Small businesses like mine often face “gotcha lawsuits” in which people go digging for any type of error or non-compliance issue and then file lawsuits or shake down a business for a settlement even though no one’s been hurt. For a small business, a single lawsuit can mean the difference between keeping the doors open and providing jobs for the community or closing the business, depriving the community of jobs and services and further starving our governments of tax revenue.
What’s worse is that our Legislature seems to create new reasons for suing every day through laws that are poorly drafted, short-sighted or written to reward the personal injury attorneys who fund their political campaigns.
Simply put, lawsuit abuse hurts the economy and costs jobs. Whether it is large companies facing class action lawsuits or small businesses getting hit with ADA lawsuits, California’s legal climate is known nationally as being unfriendly to business. In fact, California’s legal climate is one reason why a recent poll of business leaders by CEO Magazine found that California’s business climate ranks dead last out of all fifty states.

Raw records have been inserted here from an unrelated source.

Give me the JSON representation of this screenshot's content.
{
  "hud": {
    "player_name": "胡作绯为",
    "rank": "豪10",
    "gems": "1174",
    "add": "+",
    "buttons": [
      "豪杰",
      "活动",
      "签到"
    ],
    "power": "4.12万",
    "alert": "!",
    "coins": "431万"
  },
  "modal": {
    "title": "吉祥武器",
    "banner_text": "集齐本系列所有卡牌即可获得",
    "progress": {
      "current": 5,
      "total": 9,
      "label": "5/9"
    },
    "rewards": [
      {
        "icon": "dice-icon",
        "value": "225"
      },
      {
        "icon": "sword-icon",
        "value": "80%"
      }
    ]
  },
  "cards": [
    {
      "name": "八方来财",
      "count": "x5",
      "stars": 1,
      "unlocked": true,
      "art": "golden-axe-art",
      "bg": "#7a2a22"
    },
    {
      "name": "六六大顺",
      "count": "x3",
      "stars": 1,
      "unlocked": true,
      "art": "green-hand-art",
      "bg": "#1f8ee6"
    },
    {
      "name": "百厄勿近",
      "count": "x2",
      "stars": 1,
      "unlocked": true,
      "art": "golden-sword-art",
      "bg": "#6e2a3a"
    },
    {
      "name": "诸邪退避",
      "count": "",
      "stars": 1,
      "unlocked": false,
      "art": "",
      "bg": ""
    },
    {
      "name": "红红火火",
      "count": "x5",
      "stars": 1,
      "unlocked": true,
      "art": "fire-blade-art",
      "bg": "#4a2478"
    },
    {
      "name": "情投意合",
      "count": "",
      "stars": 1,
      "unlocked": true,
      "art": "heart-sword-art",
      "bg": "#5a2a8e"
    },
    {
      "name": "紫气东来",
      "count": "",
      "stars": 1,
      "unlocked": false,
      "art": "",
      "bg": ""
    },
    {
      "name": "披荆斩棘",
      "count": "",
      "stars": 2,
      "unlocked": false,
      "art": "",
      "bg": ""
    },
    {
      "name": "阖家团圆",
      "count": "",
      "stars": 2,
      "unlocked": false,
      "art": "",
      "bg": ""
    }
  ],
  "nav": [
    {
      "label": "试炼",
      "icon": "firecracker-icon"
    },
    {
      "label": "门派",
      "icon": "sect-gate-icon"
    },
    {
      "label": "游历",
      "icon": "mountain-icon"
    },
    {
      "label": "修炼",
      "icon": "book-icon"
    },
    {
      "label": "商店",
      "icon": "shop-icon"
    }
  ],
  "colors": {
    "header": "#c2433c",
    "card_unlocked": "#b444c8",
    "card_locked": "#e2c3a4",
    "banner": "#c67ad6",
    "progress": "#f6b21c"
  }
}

Well, Californians have finally had enough of their leaders paying lip service to the need to help our ailing economy while continuing to support policies that create lawsuits and hurt job creation.
According to a survey by California Citizens Against Lawsuit Abuse (CALA), California voters across the political spectrum and from all parts of the state believe abusive lawsuits are hurting California’s ability to create jobs. In fact, about two-thirds of the California voters surveyed believe that the number of lawsuits filed against businesses or public entities in California has hurt the state’s economy.
As a small business owner myself, I can attest to the damage that a single lawsuit can do. A few years back, my business, the Squeeze Inn burger joint in Sacramento, was sued for violations of the Americans With Disabilities Act. I was forced to incur massive debt to move my business to a new location, forcing me to push back my plans to grow my business and hire new workers.
Californians have seen this happen time and time again, and know the damage cases like mine can cause. According to the survey, 75% of California voters believe ADA lawsuits have a negative impact on employers and the economy.
I am far from the first business owner in California to delay hiring because of the legal climate. In fact, in April, the CEO of CKE Restaurants, which owns the Carl’s Jr. chain of restaurants, announced he would not be opening any more stores in California, and may in fact seek to move his company’s headquarters out of California, partly due to California’s legal climate and the negative impacts it has had on his businesses. And where is he planning to continue expanding? Texas, where legal reforms over the past decade have helped the state improve its business climate to one of the best in the nation.
A vast majority of California voters believe legal reforms will help the state: more than seven out of 10 voters surveyed believe the state’s liability laws make it harder for employers to do business and succeed in California and almost three quarters of them believe that enacting lawsuit reform is an important part of improving the state’s business environment and attracting and keeping jobs. As California struggles to emerge from the Great Recession, our leaders need to listen to their constituents and pass legal reforms to get our state back on track.
A final note for legislators as they plan their reelection campaigns: The survey found that two-thirds of California voters are likely to support a candidate who supports lawsuit reform as a way to create a better business environment in California.
Travis Hausauer is Co-Chair of California Citizens Against Lawsuit Abuse. You can contact Hausauer , via the FR, here.